EXERCISE BRIEF: Check each line below for the word "draw", and copy those that have it.

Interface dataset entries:
******
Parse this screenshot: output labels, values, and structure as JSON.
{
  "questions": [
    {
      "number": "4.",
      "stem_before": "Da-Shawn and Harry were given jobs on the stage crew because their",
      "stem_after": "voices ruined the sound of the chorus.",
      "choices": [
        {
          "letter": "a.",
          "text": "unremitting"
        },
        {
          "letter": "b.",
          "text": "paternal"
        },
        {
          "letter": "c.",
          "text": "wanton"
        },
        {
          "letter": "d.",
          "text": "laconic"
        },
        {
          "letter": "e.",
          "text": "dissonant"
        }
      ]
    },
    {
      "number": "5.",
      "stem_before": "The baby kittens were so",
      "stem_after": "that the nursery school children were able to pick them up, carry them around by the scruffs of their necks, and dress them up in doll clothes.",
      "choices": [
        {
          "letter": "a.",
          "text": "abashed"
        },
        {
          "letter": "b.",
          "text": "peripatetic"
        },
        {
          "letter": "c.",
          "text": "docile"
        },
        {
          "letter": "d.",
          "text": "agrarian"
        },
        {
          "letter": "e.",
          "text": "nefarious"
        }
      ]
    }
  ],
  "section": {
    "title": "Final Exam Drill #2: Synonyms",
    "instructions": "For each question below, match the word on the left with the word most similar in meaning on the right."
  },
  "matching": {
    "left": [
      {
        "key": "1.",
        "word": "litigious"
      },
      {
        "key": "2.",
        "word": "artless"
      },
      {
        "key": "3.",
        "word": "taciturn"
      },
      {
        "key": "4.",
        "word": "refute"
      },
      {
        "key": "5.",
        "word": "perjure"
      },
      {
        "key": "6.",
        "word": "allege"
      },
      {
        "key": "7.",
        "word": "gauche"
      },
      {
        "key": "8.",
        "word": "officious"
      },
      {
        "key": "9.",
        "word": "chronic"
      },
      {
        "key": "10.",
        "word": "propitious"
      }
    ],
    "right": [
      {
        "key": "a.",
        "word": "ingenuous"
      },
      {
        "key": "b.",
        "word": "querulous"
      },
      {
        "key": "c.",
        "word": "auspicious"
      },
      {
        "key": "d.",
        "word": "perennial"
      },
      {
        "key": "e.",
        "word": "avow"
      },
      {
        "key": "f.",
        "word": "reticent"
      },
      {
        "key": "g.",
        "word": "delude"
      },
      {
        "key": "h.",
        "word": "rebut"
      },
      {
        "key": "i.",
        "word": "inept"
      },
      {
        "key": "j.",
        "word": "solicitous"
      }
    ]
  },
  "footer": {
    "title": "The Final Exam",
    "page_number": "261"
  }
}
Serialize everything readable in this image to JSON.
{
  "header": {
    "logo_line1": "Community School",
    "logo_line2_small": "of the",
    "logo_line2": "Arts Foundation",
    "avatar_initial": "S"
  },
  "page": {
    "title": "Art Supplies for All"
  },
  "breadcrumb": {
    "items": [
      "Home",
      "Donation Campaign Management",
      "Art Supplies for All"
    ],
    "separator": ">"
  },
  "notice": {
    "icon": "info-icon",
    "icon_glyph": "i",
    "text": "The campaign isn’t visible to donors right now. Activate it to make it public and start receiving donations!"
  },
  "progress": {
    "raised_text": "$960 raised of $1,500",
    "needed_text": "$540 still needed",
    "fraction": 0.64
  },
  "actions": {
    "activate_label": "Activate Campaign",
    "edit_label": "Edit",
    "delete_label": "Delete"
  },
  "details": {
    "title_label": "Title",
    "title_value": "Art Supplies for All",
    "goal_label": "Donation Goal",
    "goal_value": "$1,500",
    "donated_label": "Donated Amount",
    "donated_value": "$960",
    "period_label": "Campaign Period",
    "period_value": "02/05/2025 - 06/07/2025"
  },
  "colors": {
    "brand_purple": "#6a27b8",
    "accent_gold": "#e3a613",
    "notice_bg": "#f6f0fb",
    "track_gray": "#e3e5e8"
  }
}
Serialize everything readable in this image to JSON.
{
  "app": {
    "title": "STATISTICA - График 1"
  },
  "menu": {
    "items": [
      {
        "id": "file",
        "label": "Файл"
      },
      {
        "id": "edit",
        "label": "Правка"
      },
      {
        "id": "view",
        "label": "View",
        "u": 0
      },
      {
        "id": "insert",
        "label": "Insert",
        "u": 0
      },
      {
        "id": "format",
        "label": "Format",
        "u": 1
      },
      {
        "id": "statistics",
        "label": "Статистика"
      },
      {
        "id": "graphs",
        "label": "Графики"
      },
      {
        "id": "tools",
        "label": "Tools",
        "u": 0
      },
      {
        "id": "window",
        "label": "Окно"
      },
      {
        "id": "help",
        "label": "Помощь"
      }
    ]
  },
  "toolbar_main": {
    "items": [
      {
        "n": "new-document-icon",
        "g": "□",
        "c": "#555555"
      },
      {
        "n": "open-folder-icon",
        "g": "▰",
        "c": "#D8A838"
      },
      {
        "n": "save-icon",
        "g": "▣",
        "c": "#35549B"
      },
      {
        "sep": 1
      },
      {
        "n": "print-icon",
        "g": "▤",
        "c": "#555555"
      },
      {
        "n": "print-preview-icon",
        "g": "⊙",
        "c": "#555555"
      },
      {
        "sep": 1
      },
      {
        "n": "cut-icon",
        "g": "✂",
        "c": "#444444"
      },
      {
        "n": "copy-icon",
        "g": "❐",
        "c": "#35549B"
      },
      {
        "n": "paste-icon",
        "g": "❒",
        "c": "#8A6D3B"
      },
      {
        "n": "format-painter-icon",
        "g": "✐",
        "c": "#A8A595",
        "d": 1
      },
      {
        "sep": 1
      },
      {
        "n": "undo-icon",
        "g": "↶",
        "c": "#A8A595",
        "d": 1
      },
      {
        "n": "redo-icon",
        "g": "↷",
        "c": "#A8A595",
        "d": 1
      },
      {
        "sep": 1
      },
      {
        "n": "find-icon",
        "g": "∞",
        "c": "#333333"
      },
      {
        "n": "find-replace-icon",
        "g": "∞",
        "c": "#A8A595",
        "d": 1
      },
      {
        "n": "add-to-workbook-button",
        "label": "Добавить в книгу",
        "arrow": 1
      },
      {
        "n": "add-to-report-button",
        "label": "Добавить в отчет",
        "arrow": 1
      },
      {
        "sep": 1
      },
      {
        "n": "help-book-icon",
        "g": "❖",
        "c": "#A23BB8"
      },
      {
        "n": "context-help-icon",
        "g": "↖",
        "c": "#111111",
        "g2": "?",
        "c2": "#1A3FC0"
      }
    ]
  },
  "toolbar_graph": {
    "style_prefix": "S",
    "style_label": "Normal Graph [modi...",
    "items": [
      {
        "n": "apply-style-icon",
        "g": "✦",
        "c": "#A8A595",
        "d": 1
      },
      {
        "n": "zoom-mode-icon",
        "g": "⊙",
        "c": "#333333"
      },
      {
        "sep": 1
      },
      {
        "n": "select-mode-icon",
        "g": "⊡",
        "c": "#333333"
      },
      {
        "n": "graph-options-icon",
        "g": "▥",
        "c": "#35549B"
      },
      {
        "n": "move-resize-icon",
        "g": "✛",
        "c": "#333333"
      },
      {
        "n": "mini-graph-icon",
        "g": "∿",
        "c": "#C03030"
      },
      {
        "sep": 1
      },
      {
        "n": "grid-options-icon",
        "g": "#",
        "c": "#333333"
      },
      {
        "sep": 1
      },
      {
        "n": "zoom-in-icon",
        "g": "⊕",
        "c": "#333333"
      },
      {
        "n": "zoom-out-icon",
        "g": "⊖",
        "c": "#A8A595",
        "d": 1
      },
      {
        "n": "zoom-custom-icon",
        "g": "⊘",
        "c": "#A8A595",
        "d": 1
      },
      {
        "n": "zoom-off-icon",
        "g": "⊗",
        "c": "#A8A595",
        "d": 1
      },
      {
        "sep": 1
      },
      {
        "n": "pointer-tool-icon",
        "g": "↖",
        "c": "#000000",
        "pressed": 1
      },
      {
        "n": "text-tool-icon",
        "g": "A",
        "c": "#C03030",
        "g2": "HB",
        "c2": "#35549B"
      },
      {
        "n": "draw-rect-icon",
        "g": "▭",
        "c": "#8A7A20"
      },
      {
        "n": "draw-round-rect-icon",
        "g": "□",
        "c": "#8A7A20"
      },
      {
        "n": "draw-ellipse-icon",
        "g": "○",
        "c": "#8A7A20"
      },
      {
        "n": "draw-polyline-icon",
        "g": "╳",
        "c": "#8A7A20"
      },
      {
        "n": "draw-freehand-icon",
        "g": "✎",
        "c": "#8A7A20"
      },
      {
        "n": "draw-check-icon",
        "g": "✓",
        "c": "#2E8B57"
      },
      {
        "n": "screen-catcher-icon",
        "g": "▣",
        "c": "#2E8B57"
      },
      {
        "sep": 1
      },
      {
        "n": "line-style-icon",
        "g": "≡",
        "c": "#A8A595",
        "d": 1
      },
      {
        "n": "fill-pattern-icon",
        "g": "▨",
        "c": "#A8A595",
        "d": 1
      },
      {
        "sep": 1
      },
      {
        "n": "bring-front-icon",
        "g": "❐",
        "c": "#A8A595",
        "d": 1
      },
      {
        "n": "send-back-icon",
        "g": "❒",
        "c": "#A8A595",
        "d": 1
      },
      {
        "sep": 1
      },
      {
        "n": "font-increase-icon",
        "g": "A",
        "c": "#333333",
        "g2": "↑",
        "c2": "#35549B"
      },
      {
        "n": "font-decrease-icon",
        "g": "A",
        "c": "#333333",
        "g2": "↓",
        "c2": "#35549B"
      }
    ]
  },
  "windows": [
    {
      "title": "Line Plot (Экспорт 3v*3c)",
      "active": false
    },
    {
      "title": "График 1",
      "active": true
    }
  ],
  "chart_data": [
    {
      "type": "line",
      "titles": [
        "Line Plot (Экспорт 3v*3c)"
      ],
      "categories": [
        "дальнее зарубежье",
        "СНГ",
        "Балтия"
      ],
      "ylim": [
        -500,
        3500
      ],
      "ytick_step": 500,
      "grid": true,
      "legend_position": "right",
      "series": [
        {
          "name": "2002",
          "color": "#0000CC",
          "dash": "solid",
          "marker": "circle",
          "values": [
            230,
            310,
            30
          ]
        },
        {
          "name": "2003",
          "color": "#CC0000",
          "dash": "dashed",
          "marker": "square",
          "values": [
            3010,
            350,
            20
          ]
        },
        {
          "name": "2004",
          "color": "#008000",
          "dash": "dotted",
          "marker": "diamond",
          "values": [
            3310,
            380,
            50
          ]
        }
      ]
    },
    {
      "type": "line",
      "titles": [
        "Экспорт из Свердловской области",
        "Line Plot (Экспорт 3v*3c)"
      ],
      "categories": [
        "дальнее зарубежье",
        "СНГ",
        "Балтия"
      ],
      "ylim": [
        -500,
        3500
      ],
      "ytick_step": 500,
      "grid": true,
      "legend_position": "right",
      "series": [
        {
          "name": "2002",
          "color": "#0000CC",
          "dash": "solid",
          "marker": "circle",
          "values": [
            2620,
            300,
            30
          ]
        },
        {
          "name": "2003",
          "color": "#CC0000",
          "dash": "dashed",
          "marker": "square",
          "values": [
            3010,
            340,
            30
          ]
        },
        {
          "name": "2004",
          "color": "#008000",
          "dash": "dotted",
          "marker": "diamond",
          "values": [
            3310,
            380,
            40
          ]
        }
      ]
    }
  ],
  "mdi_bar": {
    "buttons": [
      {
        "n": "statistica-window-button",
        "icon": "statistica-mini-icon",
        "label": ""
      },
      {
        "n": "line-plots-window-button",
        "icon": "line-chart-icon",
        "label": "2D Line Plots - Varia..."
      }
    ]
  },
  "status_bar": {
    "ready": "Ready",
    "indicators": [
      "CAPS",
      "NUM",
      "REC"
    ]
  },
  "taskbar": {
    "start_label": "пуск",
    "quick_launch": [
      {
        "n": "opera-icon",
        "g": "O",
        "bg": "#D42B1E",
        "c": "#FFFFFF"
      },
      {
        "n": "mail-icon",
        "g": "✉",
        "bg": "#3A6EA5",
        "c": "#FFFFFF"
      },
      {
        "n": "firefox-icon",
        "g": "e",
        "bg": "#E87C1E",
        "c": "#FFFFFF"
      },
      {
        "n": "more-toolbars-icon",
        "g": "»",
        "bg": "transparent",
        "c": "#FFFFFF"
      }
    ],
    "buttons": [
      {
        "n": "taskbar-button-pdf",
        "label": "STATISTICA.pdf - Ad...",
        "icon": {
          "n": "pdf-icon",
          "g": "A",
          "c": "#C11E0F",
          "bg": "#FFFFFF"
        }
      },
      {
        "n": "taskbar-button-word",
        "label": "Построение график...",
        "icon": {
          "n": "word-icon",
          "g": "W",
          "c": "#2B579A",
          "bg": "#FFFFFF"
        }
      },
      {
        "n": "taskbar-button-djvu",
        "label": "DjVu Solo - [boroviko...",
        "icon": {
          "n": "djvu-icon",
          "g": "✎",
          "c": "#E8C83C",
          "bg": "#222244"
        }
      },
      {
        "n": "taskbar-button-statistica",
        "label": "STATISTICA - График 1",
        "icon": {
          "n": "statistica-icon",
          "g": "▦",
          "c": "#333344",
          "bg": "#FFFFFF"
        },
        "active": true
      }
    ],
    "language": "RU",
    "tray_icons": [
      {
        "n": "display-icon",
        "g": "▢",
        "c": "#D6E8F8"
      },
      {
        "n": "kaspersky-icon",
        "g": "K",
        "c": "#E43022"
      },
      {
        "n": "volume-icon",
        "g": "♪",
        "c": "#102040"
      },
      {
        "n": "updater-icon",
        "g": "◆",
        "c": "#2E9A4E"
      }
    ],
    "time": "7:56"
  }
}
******
SOLVED EXERCISE:
        "n": "draw-rect-icon",
        "n": "draw-round-rect-icon",
        "n": "draw-ellipse-icon",
        "n": "draw-polyline-icon",
        "n": "draw-freehand-icon",
        "n": "draw-check-icon",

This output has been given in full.